*TASK STATEMENT*
Your answer should be every line below that includes the word "công".
*** Opening of PROVIDED DATA ***
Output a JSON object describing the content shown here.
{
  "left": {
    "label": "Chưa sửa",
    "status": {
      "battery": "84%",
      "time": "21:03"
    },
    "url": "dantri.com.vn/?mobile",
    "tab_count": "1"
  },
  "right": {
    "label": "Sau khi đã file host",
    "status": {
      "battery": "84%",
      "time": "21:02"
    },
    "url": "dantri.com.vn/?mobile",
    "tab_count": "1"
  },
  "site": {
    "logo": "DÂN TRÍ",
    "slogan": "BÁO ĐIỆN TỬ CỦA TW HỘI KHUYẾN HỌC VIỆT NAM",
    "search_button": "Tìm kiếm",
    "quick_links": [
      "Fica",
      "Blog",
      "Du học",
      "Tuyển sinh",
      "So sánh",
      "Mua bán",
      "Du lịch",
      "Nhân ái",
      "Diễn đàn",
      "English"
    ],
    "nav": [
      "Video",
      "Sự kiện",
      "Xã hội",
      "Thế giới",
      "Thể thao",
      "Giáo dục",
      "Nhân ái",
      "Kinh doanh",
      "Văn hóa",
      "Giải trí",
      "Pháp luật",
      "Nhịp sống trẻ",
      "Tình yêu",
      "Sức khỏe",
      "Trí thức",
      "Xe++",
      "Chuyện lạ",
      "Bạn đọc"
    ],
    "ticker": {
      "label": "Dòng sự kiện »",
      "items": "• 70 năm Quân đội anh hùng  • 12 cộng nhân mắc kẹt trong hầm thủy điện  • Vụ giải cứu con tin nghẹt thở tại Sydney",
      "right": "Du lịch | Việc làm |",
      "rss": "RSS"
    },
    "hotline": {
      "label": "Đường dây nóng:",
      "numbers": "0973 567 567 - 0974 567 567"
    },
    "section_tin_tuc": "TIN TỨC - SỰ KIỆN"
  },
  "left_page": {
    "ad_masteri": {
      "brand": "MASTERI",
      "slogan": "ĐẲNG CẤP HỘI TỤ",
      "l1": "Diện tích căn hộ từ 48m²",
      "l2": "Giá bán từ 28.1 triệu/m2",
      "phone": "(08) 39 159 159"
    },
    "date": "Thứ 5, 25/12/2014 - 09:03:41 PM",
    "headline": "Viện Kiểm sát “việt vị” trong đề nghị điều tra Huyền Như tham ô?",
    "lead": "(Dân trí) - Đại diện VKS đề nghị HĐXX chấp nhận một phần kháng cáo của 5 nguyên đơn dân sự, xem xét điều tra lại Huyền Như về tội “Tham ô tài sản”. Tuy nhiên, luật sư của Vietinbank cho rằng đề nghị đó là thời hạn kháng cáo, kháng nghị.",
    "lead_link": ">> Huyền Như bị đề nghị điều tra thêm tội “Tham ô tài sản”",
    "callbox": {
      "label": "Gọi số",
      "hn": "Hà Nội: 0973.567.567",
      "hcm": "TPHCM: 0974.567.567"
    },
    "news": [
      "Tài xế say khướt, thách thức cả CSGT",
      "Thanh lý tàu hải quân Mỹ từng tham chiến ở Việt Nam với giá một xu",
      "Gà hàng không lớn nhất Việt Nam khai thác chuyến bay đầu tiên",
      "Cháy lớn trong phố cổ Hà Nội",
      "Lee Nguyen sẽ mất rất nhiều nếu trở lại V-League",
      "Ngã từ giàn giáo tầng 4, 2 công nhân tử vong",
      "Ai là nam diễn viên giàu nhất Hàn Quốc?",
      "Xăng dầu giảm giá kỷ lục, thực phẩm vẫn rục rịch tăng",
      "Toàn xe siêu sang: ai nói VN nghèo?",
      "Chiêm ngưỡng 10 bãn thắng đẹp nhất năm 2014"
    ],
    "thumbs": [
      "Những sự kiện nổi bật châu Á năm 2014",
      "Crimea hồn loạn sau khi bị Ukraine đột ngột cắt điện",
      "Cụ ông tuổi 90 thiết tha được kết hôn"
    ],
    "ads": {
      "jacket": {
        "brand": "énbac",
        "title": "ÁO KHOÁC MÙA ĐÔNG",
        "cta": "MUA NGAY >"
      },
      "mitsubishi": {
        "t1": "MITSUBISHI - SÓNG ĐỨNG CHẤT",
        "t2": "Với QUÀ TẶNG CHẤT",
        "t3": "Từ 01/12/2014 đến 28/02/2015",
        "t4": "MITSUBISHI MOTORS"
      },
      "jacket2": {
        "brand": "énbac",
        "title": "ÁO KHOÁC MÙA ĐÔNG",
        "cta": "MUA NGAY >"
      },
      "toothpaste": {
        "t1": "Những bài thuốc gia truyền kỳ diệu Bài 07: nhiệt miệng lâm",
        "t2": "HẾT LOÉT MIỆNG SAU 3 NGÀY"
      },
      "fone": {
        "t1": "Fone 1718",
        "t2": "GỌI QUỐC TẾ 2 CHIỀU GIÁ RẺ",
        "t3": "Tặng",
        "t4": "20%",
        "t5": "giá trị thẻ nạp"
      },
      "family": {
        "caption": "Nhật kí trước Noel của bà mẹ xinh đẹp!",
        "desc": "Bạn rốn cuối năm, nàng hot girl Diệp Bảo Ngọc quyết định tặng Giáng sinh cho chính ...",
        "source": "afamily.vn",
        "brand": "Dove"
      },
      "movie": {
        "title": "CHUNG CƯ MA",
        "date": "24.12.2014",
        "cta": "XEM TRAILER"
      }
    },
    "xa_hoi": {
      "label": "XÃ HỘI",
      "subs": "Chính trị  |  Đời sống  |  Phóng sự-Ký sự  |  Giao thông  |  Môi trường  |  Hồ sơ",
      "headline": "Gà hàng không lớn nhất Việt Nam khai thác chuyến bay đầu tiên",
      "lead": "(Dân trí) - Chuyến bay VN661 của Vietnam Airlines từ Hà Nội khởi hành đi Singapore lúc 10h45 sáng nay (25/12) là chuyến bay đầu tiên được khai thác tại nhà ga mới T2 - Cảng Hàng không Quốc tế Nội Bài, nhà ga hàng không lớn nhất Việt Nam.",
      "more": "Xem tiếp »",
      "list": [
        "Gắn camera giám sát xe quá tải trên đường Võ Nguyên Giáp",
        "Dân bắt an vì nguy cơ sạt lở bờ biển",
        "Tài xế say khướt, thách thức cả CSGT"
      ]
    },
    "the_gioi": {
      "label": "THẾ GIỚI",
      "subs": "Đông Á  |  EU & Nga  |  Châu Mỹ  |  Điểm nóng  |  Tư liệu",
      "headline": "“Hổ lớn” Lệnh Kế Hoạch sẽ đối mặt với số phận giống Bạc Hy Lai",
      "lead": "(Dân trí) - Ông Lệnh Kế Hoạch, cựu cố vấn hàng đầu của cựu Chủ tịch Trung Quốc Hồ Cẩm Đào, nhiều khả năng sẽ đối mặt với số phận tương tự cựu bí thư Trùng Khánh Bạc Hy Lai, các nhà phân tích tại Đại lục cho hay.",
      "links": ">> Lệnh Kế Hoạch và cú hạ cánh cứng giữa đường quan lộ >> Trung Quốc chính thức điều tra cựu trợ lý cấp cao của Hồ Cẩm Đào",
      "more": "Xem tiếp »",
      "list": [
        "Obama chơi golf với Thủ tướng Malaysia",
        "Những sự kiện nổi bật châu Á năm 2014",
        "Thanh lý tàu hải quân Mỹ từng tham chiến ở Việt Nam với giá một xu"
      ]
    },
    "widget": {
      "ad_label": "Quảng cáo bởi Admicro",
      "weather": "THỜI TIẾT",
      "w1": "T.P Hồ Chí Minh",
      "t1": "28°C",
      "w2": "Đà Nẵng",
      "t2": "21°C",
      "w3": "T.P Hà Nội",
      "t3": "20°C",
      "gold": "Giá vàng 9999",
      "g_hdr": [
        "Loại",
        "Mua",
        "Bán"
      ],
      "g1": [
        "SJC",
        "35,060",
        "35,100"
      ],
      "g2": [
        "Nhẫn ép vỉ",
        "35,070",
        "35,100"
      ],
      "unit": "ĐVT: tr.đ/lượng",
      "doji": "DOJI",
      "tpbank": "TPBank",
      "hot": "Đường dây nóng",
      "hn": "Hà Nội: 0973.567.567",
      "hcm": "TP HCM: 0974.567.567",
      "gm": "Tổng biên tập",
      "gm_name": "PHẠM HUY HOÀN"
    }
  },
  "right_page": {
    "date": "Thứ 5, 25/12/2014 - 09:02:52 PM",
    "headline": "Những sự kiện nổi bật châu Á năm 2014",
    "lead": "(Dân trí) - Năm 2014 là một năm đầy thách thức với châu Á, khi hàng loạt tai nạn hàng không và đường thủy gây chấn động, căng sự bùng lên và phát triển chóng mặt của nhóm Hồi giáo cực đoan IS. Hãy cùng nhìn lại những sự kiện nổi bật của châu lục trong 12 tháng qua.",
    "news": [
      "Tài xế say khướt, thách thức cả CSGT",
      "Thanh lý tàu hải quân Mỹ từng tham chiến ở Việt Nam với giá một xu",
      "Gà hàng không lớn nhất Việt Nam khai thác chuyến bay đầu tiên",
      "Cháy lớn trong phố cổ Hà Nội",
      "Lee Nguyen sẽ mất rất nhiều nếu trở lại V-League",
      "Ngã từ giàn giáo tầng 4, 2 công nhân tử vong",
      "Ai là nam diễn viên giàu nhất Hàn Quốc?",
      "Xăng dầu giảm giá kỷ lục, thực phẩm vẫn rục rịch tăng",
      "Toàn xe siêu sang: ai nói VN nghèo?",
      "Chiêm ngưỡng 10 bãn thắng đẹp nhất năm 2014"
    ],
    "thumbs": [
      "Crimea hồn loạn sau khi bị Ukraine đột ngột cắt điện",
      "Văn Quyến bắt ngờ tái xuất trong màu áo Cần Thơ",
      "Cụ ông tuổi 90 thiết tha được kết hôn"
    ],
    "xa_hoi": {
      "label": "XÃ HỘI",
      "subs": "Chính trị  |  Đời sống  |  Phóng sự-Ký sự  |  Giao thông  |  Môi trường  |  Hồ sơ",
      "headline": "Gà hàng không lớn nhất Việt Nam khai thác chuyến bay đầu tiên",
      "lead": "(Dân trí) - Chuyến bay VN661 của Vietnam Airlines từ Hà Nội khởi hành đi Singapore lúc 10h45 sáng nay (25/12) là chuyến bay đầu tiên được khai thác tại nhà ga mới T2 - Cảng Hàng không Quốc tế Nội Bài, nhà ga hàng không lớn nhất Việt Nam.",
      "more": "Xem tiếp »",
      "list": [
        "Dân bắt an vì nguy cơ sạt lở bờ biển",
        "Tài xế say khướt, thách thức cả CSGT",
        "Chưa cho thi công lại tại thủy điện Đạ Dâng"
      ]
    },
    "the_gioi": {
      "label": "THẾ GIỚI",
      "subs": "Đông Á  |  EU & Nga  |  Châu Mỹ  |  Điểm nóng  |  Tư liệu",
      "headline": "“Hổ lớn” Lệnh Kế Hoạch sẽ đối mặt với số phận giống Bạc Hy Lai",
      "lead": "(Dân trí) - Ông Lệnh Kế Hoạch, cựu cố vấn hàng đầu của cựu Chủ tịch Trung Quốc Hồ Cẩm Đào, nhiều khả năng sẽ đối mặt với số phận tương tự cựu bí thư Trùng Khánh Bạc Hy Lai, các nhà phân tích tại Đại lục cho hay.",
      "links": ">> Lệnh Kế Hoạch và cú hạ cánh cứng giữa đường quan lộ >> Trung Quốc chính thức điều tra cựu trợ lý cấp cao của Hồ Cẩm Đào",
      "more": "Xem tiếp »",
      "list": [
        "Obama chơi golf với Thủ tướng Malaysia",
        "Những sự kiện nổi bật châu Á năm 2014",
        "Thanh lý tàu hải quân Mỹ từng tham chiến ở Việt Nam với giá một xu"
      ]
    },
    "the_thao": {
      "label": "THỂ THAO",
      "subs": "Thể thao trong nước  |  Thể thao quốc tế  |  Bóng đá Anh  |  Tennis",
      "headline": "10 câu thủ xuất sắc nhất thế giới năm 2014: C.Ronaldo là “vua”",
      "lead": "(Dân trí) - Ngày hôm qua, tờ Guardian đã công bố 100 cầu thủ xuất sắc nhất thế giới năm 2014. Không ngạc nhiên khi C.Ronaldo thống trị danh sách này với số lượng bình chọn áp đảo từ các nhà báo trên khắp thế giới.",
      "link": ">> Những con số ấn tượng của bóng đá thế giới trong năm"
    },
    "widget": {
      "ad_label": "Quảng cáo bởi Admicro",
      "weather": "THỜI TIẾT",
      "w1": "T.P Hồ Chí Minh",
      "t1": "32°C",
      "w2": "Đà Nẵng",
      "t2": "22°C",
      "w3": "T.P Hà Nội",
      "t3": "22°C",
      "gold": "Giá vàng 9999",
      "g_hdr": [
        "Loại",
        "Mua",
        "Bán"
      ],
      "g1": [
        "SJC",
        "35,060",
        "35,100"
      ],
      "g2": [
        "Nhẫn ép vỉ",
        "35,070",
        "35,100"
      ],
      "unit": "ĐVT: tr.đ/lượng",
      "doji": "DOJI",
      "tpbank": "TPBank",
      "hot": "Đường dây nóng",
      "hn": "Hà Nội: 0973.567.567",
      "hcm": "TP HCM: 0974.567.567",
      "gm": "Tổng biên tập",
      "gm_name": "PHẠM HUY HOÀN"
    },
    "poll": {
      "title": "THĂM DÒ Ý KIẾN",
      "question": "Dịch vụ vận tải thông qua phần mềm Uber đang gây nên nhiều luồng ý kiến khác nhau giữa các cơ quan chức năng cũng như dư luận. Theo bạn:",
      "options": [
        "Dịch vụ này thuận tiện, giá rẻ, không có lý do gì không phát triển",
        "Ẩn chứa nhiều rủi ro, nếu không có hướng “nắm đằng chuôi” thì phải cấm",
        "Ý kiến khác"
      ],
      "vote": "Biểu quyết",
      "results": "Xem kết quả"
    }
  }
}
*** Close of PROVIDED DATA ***
*THE COMPLETED TASK*
      "Ngã từ giàn giáo tầng 4, 2 công nhân tử vong",
      "Ngã từ giàn giáo tầng 4, 2 công nhân tử vong",
        "Chưa cho thi công lại tại thủy điện Đạ Dâng"
      "lead": "(Dân trí) - Ngày hôm qua, tờ Guardian đã công bố 100 cầu thủ xuất sắc nhất thế giới năm 2014. Không ngạc nhiên khi C.Ronaldo thống trị danh sách này với số lượng bình chọn áp đảo từ các nhà báo trên khắp thế giới.",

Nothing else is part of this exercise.